But where did this piece start? Ah yes, advertising and design. To go back to the originally planned subject – insights into advertising and design – and the totally fictitious story behind the advertising campaign that has taken the whole country by cyclone. Yeah, the correct word would be ‘storm’ and not ‘cyclone’ but the first time I saw this particular ad campaign it was in the form of a cyclone cleaning up the home page of The Times of India online edition and settling down to form the shape of the new symbol of India’s largest cellular service provider.
(Needless to say, this is not the only ad or ad campaign I have an opinion on. I have one on every ad, just like Gavaskar has one on every ball that is bowled and every ball that is hit or not hit and every run that is taken or not taken and whether the bat was grounded and why the umpire didn’t refer to the third umpire and etc. Or even Sanjay Manjrekar for that matter who went to the same school as I did but I sat in the classroom and attended lectures and he went to the playground and played cricket and look where he is reached and if you have a kid send him to the ground because there is more money and fame in playing cricket, why even just talking about it – look at that MBA bloke called Harsha. Yes, life can be Harsha even if you have an MBA.)

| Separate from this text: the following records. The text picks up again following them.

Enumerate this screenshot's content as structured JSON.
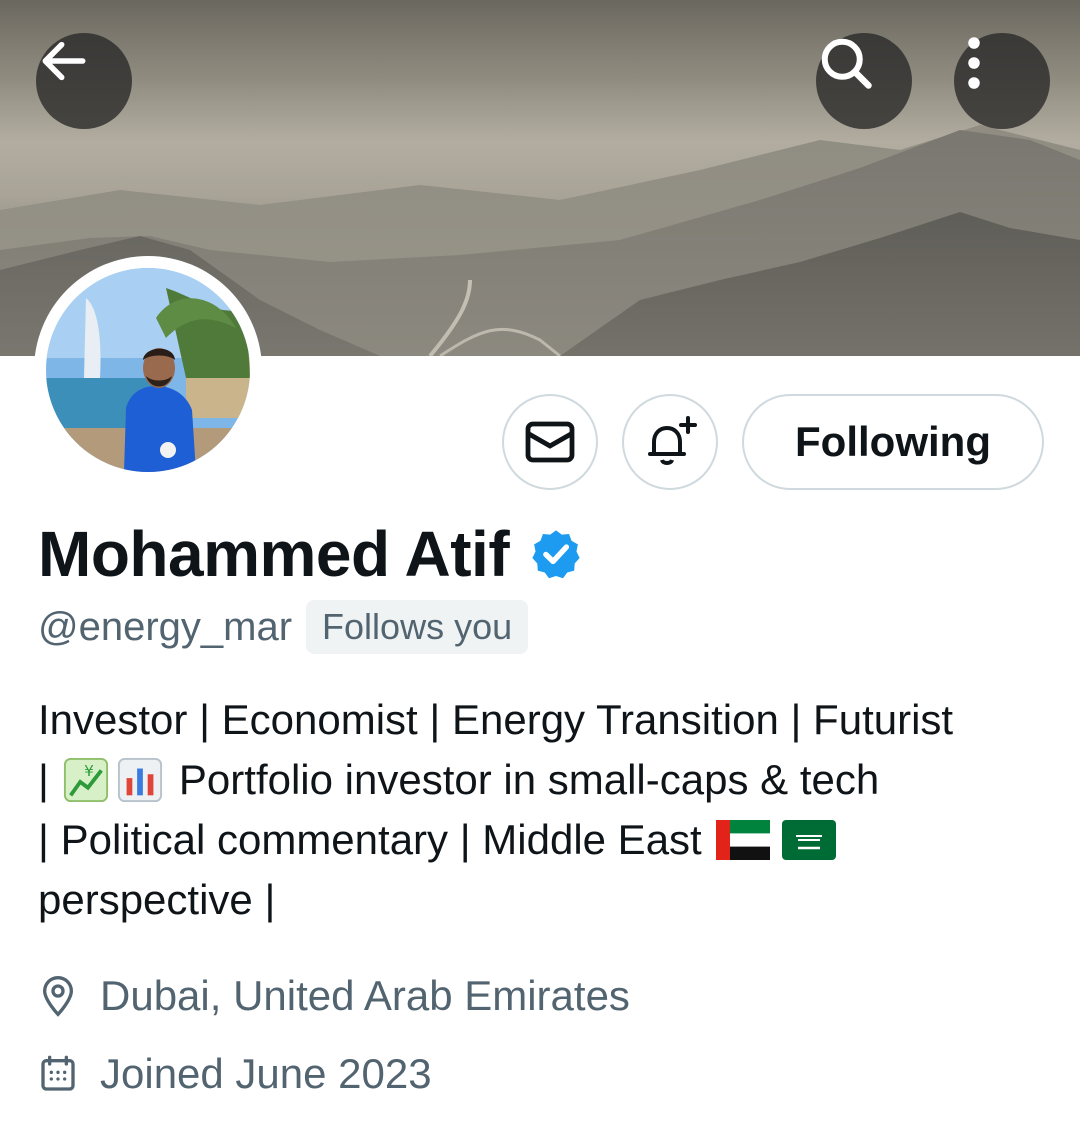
{
  "header": {
    "back_icon": "arrow-left-icon",
    "search_icon": "search-icon",
    "more_icon": "more-vertical-icon"
  },
  "profile": {
    "display_name": "Mohammed Atif",
    "verified": true,
    "handle": "@energy_mar",
    "follows_you_label": "Follows you",
    "bio_lines": [
      "Investor | Economist | Energy Transition | Futurist",
      "Portfolio investor in small-caps & tech",
      "| Political commentary | Middle East",
      "perspective |"
    ],
    "bio_line2_prefix": "|",
    "location": "Dubai, United Arab Emirates",
    "joined": "Joined June 2023"
  },
  "actions": {
    "message_icon": "envelope-icon",
    "notify_icon": "bell-plus-icon",
    "following_label": "Following"
  },
  "colors": {
    "verified_blue": "#1d9bf0",
    "secondary_text": "#536471",
    "border": "#cfd9de"
  }
}
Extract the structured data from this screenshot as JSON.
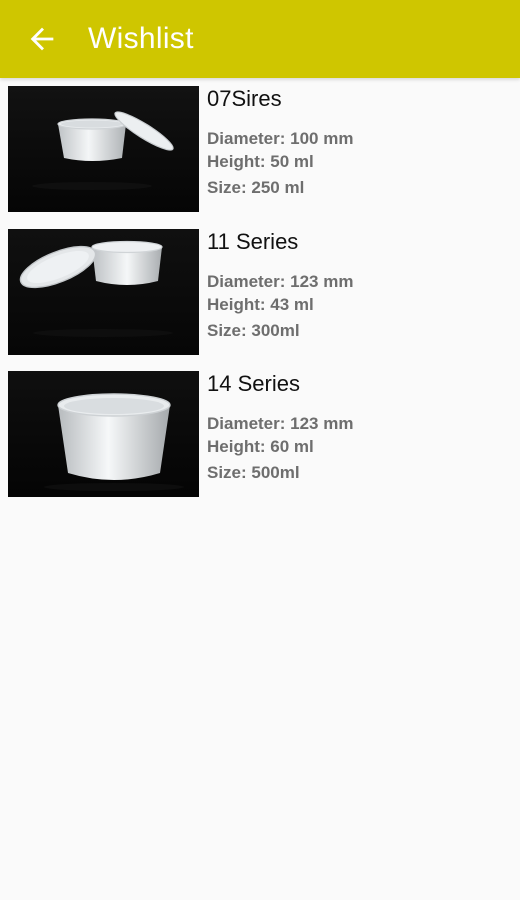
{
  "appbar": {
    "title": "Wishlist",
    "back_icon": "arrow-left-icon",
    "color": "#cfc600"
  },
  "items": [
    {
      "name": "07Sires",
      "diameter": "Diameter: 100 mm",
      "height": "Height: 50 ml",
      "size": "Size: 250 ml"
    },
    {
      "name": "11 Series",
      "diameter": "Diameter: 123 mm",
      "height": "Height: 43 ml",
      "size": "Size: 300ml"
    },
    {
      "name": "14 Series",
      "diameter": "Diameter: 123 mm",
      "height": "Height: 60 ml",
      "size": "Size: 500ml"
    }
  ]
}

The alert reader, defined as the one who keeps on reading my posts in the hope that someday there will be something worthwhile to read, must have realized which logo design and ad campaign I am referring to. So here’s a malicious (defined as ‘delicious food made by ma’), and fictitious (defined as ‘all other food not made by ma and hence not delicious’), look at what transpired behind the scenes or, my version of the Radia (defined as ‘random stuff that gets leaked to the media’), tapes:
Design Firm Rep: I have just got out of the client meeting!
Design Firm Boss: Good news or Bad?
DFR: Bad! They chose the lousy logo design we had created to help us sell the good one!
DFB: That’s good news you moron!
DFB: Because they have bought a logo design and now we can collect the full and final payment and both of us can collect our bonus!
DFR: I have so much to learn from you, Boss.
Ad Firm Rep: We have got the business boss.
Ad Firm Boss: Great now let’s change everything.
AFR: Why? They are doing great. They are number one. They are growing. They are going places, like to Africa.
AFB: Because, if they changed their ad agency, they did it because they hated all the advertising they have done so far – advertising that had been created by the earlier agency! How else do we justify our creative fees or plan our bonus, dude?
AFR: I have so much to learn from you, Boss.
AFR: I have a terrific insight into our newly acquired brand! So let’s brain-cyclone.
Junior AFR: What’s the insight?
AFR: Yesterday the client was chatting about their new logo! I asked, ‘So what is it called?’ And guess what, they had no clue!
AFR: So dude, we’ve shot the expensive commercials in exotic locations, used celebrities left, right and centre, taken all online and offline media by cyclone… basically used up every trick in the book. So where do we get our next set of revenues and bonus from?
AFR: From a contest – We have a logo. It doesn’t have a name. Give it a name and win big prizes. Splashed across all online and offline media of course.
JAFR: I have so much to learn from you, Boss.
Sorry, I have to stop this piece now; a high court official is at the door and I have to hand over the tapes to him. And there is work to be done of course – my boss just called to say I have to write my next ad campaign. He is a great guy, my boss, there is so much to learn from him.